Anonymous User wrote:
Anonymous User wrote:Sometimes I wonder why I gave up firm jobs to pursue this route. The application process can be so demoralizing. I am a 3L at a T14 law school, in clinic, had trials already, between summers and semesters at law school I have worked at 4 PD offices, did mock trial, and nothing is working out for me.
I've practiced hypos with my clinic professor, have my why PD answer down, and don't consider myself to be awkward in interviews ... but I can't seem to get any constructive feedback about what I'm doing wrong aside from "oh, there are just so many qualified applicants ... its not a reflection on you, you'll land well somewhere else"
Like ugh. Someone PLEASE pay me 40k to do this work! I love it. I want to do it. I'm begging! lol
SERIOUSLY. All my friends are like, wow, you're putting in just so so much effort to get paid nothing when you could go make 160k at a firm with no effort. I want to be a PD so badly, but sometimes I wonder if I'm ever going to get anything at all.
Your credentials are good enough that you could get a biglaw offer with no effort, despite not having worked at a firm your second summer (and not having a permanent offer to come back), as a 3L at this time of year? If this is true, that means you're one of the tipity top students at a school like HYS, editor in chief of a law review, winner of moot court, etc. Why didn't you apply for federal circuit court clerkships? A federal circuit clerkship (and possibly followed by a SCOTUS clerkship) would be tremendously helpful for you.

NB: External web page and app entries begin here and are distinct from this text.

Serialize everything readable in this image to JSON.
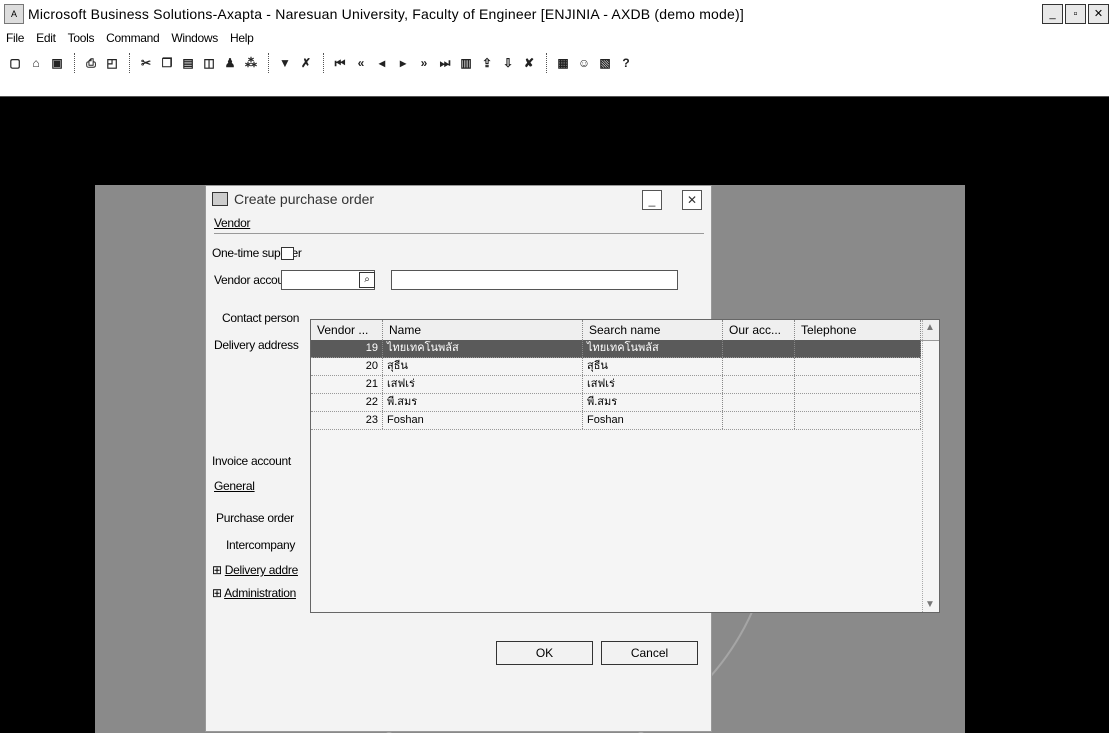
{
  "window": {
    "title": "Microsoft Business Solutions-Axapta - Naresuan University, Faculty of Engineer [ENJINIA - AXDB (demo mode)]",
    "icon": "axapta-app-icon"
  },
  "menu": [
    "File",
    "Edit",
    "Tools",
    "Command",
    "Windows",
    "Help"
  ],
  "toolbar": {
    "icons": [
      "new-icon",
      "open-icon",
      "save-icon",
      "print-icon",
      "print-preview-icon",
      "cut-icon",
      "copy-icon",
      "paste-icon",
      "chart-icon",
      "find-icon",
      "find-next-icon",
      "filter-icon",
      "remove-filter-icon",
      "first-record-icon",
      "previous-page-icon",
      "previous-record-icon",
      "next-record-icon",
      "next-page-icon",
      "last-record-icon",
      "document-icon",
      "export-icon",
      "import-icon",
      "delete-icon",
      "report-icon",
      "users-icon",
      "properties-icon",
      "help-icon"
    ]
  },
  "dialog": {
    "title": "Create purchase order",
    "vendor_group": "Vendor",
    "one_time_supplier": "One-time supplier",
    "vendor_account": "Vendor account",
    "contact_person": "Contact person",
    "delivery_address": "Delivery address",
    "invoice_account": "Invoice account",
    "general_group": "General",
    "purchase_order": "Purchase order",
    "intercompany": "Intercompany",
    "delivery_address_group": "Delivery addre",
    "administration_group": "Administration",
    "ok": "OK",
    "cancel": "Cancel"
  },
  "lookup": {
    "columns": [
      "Vendor ...",
      "Name",
      "Search name",
      "Our acc...",
      "Telephone"
    ],
    "rows": [
      {
        "vendor": "19",
        "name": "ไทยเทคโนพลัส",
        "search": "ไทยเทคโนพลัส",
        "our": "",
        "tel": "",
        "selected": true
      },
      {
        "vendor": "20",
        "name": "สุธีน",
        "search": "สุธีน",
        "our": "",
        "tel": "",
        "selected": false
      },
      {
        "vendor": "21",
        "name": "เสฟเร่",
        "search": "เสฟเร่",
        "our": "",
        "tel": "",
        "selected": false
      },
      {
        "vendor": "22",
        "name": "พี.สมร",
        "search": "พี.สมร",
        "our": "",
        "tel": "",
        "selected": false
      },
      {
        "vendor": "23",
        "name": "Foshan",
        "search": "Foshan",
        "our": "",
        "tel": "",
        "selected": false
      }
    ]
  }
}
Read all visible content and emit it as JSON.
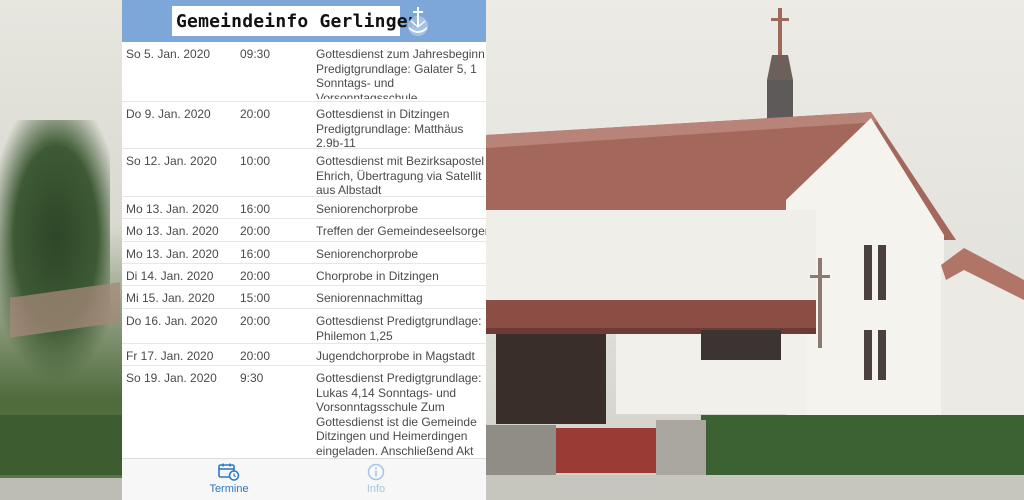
{
  "header": {
    "title": "Gemeindeinfo Gerlingen",
    "logo_icon": "church-emblem-icon",
    "background_color": "#7da7d8"
  },
  "appointments": [
    {
      "date": "So 5. Jan. 2020",
      "time": "09:30",
      "desc": "Gottesdienst zum Jahresbeginn Predigtgrundlage: Galater 5, 1 Sonntags- und Vorsonntagsschule"
    },
    {
      "date": "Do 9. Jan. 2020",
      "time": "20:00",
      "desc": "Gottesdienst in Ditzingen Predigtgrundlage: Matthäus 2,9b-11"
    },
    {
      "date": "So 12. Jan. 2020",
      "time": "10:00",
      "desc": "Gottesdienst mit Bezirksapostel Ehrich, Übertragung via Satellit aus Albstadt"
    },
    {
      "date": "Mo 13. Jan. 2020",
      "time": "16:00",
      "desc": "Seniorenchorprobe"
    },
    {
      "date": "Mo 13. Jan. 2020",
      "time": "20:00",
      "desc": "Treffen der Gemeindeseelsorger"
    },
    {
      "date": "Mo 13. Jan. 2020",
      "time": "16:00",
      "desc": "Seniorenchorprobe"
    },
    {
      "date": "Di 14. Jan. 2020",
      "time": "20:00",
      "desc": "Chorprobe in Ditzingen"
    },
    {
      "date": "Mi 15. Jan. 2020",
      "time": "15:00",
      "desc": "Seniorennachmittag"
    },
    {
      "date": "Do 16. Jan. 2020",
      "time": "20:00",
      "desc": "Gottesdienst Predigtgrundlage: Philemon 1,25"
    },
    {
      "date": "Fr 17. Jan. 2020",
      "time": "20:00",
      "desc": "Jugendchorprobe in Magstadt"
    },
    {
      "date": "So 19. Jan. 2020",
      "time": "9:30",
      "desc": "Gottesdienst Predigtgrundlage: Lukas 4,14 Sonntags- und Vorsonntagsschule Zum Gottesdienst ist die Gemeinde Ditzingen und Heimerdingen eingeladen. Anschließend Akt der Reli-Kids."
    }
  ],
  "tabbar": {
    "termine_label": "Termine",
    "termine_icon": "calendar-clock-icon",
    "info_label": "Info",
    "info_icon": "info-icon",
    "active_color": "#2d78c2",
    "inactive_color": "#a9c4e2"
  }
}
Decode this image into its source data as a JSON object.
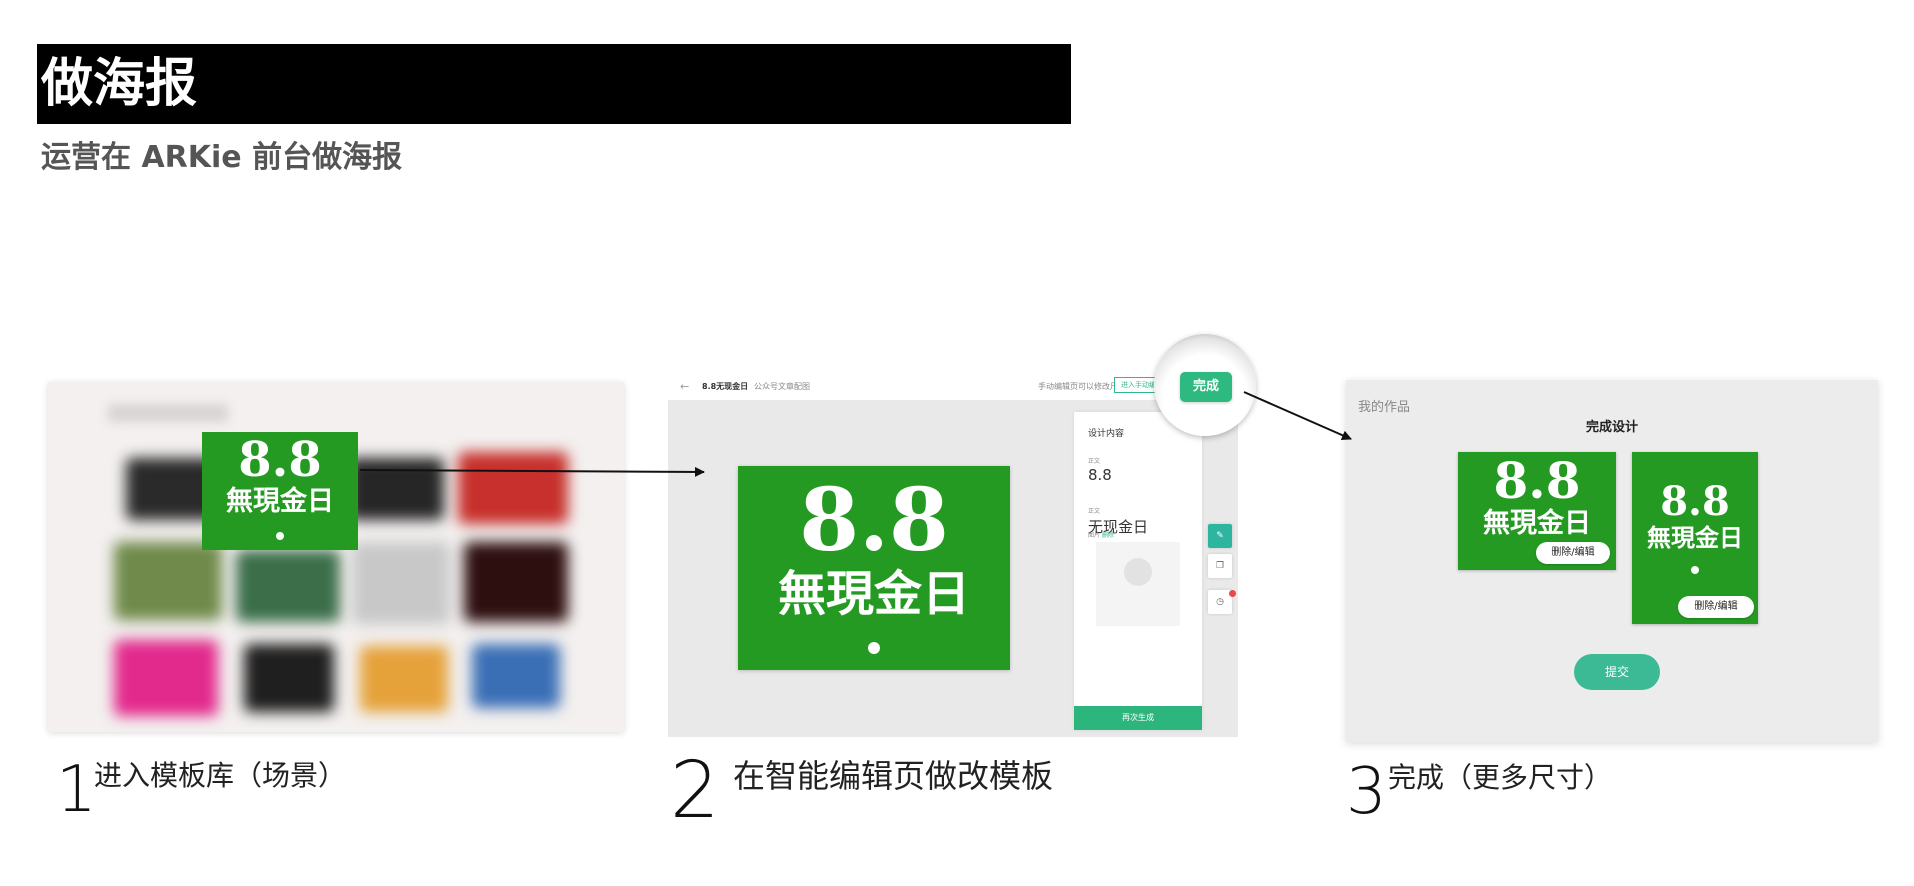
{
  "header": {
    "title": "做海报",
    "subtitle": "运营在 ARKie 前台做海报"
  },
  "poster": {
    "number": "8.8",
    "tagline": "無現金日"
  },
  "step1": {
    "number": "1",
    "label": "进入模板库（场景）",
    "blurred_tile_colors": [
      "#2a2a2a",
      "#3d3d3d",
      "#262626",
      "#c7302c",
      "#6f8a4a",
      "#3b6e49",
      "#c8c8c8",
      "#2e0f10",
      "#e22a8c",
      "#1f1f1f",
      "#e6a23a",
      "#3a6fb6"
    ]
  },
  "step2": {
    "number": "2",
    "label": "在智能编辑页做改模板",
    "editor": {
      "back_arrow": "←",
      "name": "8.8无现金日",
      "size": "公众号文章配图",
      "hint": "手动编辑页可以修改尺寸",
      "manual_button": "进入手动编",
      "done_button": "完成",
      "panel_title": "设计内容",
      "field1_label": "正文",
      "field1_value": "8.8",
      "field2_label": "正文",
      "field2_value": "无现金日",
      "image_label": "图片",
      "image_action": "删除",
      "regen_button": "再次生成"
    }
  },
  "step3": {
    "number": "3",
    "label": "完成（更多尺寸）",
    "works_label": "我的作品",
    "complete_title": "完成设计",
    "edit_label": "删除/编辑",
    "submit_button": "提交"
  },
  "colors": {
    "poster_green": "#249a22",
    "accent_green": "#2db97f",
    "title_bar": "#000000"
  },
  "icons": [
    "arrow-right-icon",
    "pencil-icon",
    "layers-icon",
    "history-icon",
    "wechat-logo-icon",
    "back-arrow-icon"
  ]
}
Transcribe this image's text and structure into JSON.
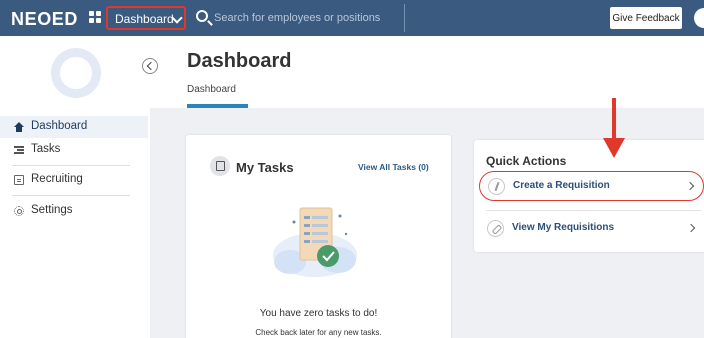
{
  "topbar": {
    "logo": "NEOED",
    "module_selector": "Dashboard",
    "search_placeholder": "Search for employees or positions",
    "feedback_label": "Give Feedback"
  },
  "sidebar": {
    "items": [
      {
        "label": "Dashboard",
        "icon": "home-icon",
        "active": true
      },
      {
        "label": "Tasks",
        "icon": "tasks-icon",
        "active": false
      },
      {
        "label": "Recruiting",
        "icon": "document-icon",
        "active": false
      },
      {
        "label": "Settings",
        "icon": "gear-icon",
        "active": false
      }
    ]
  },
  "header": {
    "title": "Dashboard",
    "breadcrumb": "Dashboard"
  },
  "my_tasks": {
    "title": "My Tasks",
    "view_all": "View All Tasks (0)",
    "empty_title": "You have zero tasks to do!",
    "empty_subtitle": "Check back later for any new tasks."
  },
  "quick_actions": {
    "title": "Quick Actions",
    "items": [
      {
        "label": "Create a Requisition",
        "icon": "bolt-icon",
        "highlighted": true
      },
      {
        "label": "View My Requisitions",
        "icon": "link-icon",
        "highlighted": false
      }
    ]
  },
  "colors": {
    "topbar": "#3a5a80",
    "accent": "#2a86b8",
    "highlight": "#e0392b",
    "content_bg": "#eef0f4"
  }
}
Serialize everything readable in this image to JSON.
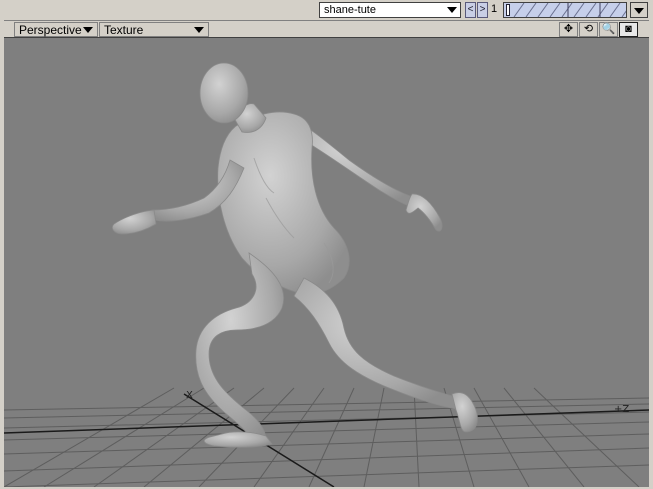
{
  "topbar": {
    "scene_name": "shane-tute",
    "prev_label": "<",
    "next_label": ">",
    "frame": "1"
  },
  "viewport_header": {
    "view_mode": "Perspective",
    "render_mode": "Texture"
  },
  "tools": [
    {
      "name": "move-view",
      "glyph": "✥"
    },
    {
      "name": "rotate-view",
      "glyph": "⟲"
    },
    {
      "name": "zoom-view",
      "glyph": "🔍"
    },
    {
      "name": "maximize-view",
      "glyph": "◙"
    }
  ],
  "axes": {
    "x_label": "X",
    "z_label": "+Z"
  },
  "colors": {
    "viewport_bg": "#7f7f7f",
    "ui_bg": "#d4d0c8",
    "grid": "#5a5a5a",
    "figure": "#b9b9b9"
  }
}
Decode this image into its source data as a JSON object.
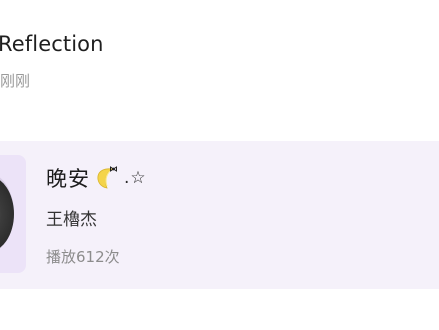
{
  "post": {
    "title": "Reflection",
    "time": "刚刚"
  },
  "song": {
    "title": "晚安",
    "title_decoration": ".☆",
    "title_emoji": "crescent-moon-with-bow",
    "artist": "王櫓杰",
    "plays": "播放612次"
  },
  "colors": {
    "card_background": "#f5f1fa",
    "moon": "#f4d44a"
  }
}
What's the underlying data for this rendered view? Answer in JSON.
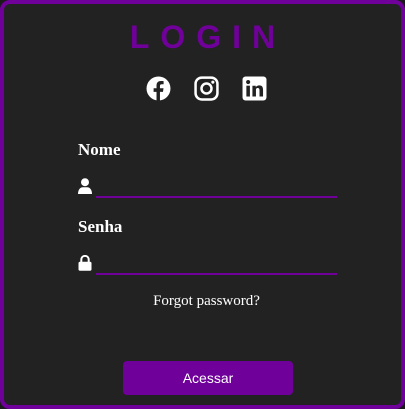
{
  "form": {
    "title": "LOGIN",
    "socials": [
      {
        "icon": "facebook-icon"
      },
      {
        "icon": "instagram-icon"
      },
      {
        "icon": "linkedin-icon"
      }
    ],
    "username": {
      "label": "Nome",
      "value": "",
      "icon": "user-icon"
    },
    "password": {
      "label": "Senha",
      "value": "",
      "icon": "lock-icon"
    },
    "forgot_label": "Forgot password?",
    "submit_label": "Acessar"
  },
  "colors": {
    "accent": "#6f0099",
    "background": "#222222",
    "text": "#ffffff"
  }
}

FWIW, I think you're making a mistake trying to work for $40k /year as a PD with those credentials. You'll make so much more a reasonable salary working for a public defender's office that's funded by congress.
Just take the $160k /year in biglaw. It's not unheard of for biglaw attorneys to transition into federal public defender's office later in their careers (although, it is pretty rare). The assistant federal PD's I've spoken to, who had worked at large law firms, pretty much just said that they had some good pro bono cases where they got to meet a lot of the attorneys at the FPD's offices and that helped them transition into the offices. Being at a firm that encourages a lot of pro bono work will help. It's not the typical route into a PD's office, but, trust me, if you're one of the tipity top students at a TOP law school, federal public defender's offices and PDS will look at you.
You could also start applying for federal circuit court clerkships now, spend the next year in biglaw, while doing as much pro bono criminal work as you can, and then during your clerkship start applying to public defender's offices. A circuit court clerkship is very marketable for appellate positions at places like PDS and FPD offices in major cities--they tend to hire the top candidates (since a million and a half people apply every time there is an opening at places like FPD for the SDNY).
Best of luck!